- _Exercise brief_
Would you retype the whole listing exactly, leaving its pictures out?

=-=-=

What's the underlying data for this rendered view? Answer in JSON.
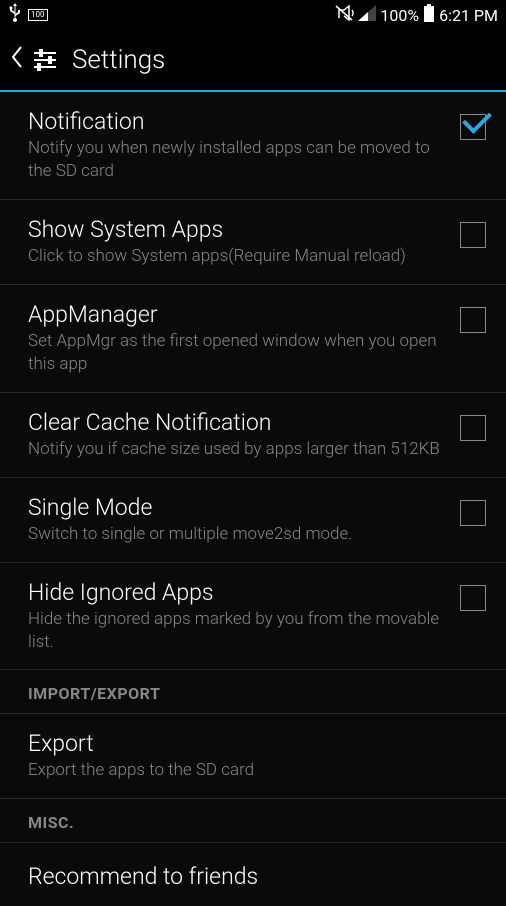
{
  "status_bar": {
    "battery_text": "100",
    "percent": "100%",
    "time": "6:21 PM"
  },
  "header": {
    "title": "Settings"
  },
  "settings": [
    {
      "title": "Notification",
      "subtitle": "Notify you when newly installed apps can be moved to the SD card",
      "checked": true
    },
    {
      "title": "Show System Apps",
      "subtitle": "Click to show System apps(Require Manual reload)",
      "checked": false
    },
    {
      "title": "AppManager",
      "subtitle": "Set AppMgr as the first opened window when you open this app",
      "checked": false
    },
    {
      "title": "Clear Cache Notification",
      "subtitle": "Notify you if cache size used by apps larger than 512KB",
      "checked": false
    },
    {
      "title": "Single Mode",
      "subtitle": "Switch to single or multiple move2sd mode.",
      "checked": false
    },
    {
      "title": "Hide Ignored Apps",
      "subtitle": "Hide the ignored apps marked by you from the movable list.",
      "checked": false
    }
  ],
  "sections": {
    "import_export": "IMPORT/EXPORT",
    "misc": "MISC."
  },
  "export_item": {
    "title": "Export",
    "subtitle": "Export the apps to the SD card"
  },
  "recommend": {
    "title": "Recommend to friends"
  }
}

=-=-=

- _Answer area_
What's the underlying data for this rendered view? Answer in JSON.
{
  "status_bar": {
    "battery_text": "100",
    "percent": "100%",
    "time": "6:21 PM"
  },
  "header": {
    "title": "Settings"
  },
  "settings": [
    {
      "title": "Notification",
      "subtitle": "Notify you when newly installed apps can be moved to the SD card",
      "checked": true
    },
    {
      "title": "Show System Apps",
      "subtitle": "Click to show System apps(Require Manual reload)",
      "checked": false
    },
    {
      "title": "AppManager",
      "subtitle": "Set AppMgr as the first opened window when you open this app",
      "checked": false
    },
    {
      "title": "Clear Cache Notification",
      "subtitle": "Notify you if cache size used by apps larger than 512KB",
      "checked": false
    },
    {
      "title": "Single Mode",
      "subtitle": "Switch to single or multiple move2sd mode.",
      "checked": false
    },
    {
      "title": "Hide Ignored Apps",
      "subtitle": "Hide the ignored apps marked by you from the movable list.",
      "checked": false
    }
  ],
  "sections": {
    "import_export": "IMPORT/EXPORT",
    "misc": "MISC."
  },
  "export_item": {
    "title": "Export",
    "subtitle": "Export the apps to the SD card"
  },
  "recommend": {
    "title": "Recommend to friends"
  }
}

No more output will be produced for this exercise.